Dataset records:

-- Opening Marker --

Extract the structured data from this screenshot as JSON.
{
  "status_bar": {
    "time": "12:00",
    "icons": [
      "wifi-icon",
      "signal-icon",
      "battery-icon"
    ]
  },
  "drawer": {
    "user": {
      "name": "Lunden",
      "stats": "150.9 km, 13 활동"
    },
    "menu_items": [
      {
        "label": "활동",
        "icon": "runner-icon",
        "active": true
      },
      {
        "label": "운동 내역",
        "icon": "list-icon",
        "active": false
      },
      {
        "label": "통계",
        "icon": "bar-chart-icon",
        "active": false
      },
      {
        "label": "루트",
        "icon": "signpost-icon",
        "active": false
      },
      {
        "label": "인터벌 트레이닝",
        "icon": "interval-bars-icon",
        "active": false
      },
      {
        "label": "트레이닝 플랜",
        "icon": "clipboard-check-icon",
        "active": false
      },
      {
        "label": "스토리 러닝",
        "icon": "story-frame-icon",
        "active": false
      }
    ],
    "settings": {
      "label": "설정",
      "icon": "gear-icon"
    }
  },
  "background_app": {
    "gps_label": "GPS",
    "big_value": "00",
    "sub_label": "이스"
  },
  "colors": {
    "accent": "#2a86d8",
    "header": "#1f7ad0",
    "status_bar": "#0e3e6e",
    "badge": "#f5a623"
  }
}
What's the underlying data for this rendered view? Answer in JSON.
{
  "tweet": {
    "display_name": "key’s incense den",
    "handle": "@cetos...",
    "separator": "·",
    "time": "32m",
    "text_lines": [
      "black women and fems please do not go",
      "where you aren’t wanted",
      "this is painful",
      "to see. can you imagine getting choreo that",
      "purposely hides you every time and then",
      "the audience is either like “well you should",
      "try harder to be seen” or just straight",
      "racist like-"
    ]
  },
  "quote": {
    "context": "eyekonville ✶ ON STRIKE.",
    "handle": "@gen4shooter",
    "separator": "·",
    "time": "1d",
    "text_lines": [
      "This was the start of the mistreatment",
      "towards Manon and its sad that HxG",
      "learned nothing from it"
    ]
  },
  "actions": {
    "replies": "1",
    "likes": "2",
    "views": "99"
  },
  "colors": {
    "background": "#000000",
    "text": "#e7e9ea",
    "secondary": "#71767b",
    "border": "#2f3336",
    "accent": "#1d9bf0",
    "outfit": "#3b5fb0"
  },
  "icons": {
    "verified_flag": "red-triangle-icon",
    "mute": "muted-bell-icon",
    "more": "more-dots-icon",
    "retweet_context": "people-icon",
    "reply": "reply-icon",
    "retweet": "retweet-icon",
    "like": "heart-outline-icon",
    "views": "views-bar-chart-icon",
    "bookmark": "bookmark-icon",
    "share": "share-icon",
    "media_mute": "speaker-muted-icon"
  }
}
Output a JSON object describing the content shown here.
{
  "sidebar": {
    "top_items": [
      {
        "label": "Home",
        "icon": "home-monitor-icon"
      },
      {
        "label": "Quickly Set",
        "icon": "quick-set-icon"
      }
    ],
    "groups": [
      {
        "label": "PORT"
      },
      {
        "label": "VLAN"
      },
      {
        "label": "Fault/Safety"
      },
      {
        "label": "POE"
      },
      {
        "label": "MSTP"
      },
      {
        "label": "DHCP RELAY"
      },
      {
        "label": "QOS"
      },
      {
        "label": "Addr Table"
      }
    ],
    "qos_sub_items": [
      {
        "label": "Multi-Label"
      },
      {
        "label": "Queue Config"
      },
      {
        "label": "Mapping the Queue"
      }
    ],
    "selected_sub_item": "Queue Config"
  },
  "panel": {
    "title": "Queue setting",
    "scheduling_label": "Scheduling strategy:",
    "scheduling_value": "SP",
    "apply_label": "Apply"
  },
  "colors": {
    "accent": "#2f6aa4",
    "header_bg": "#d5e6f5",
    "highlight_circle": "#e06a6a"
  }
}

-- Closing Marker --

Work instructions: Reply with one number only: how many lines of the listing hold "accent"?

Written response: 3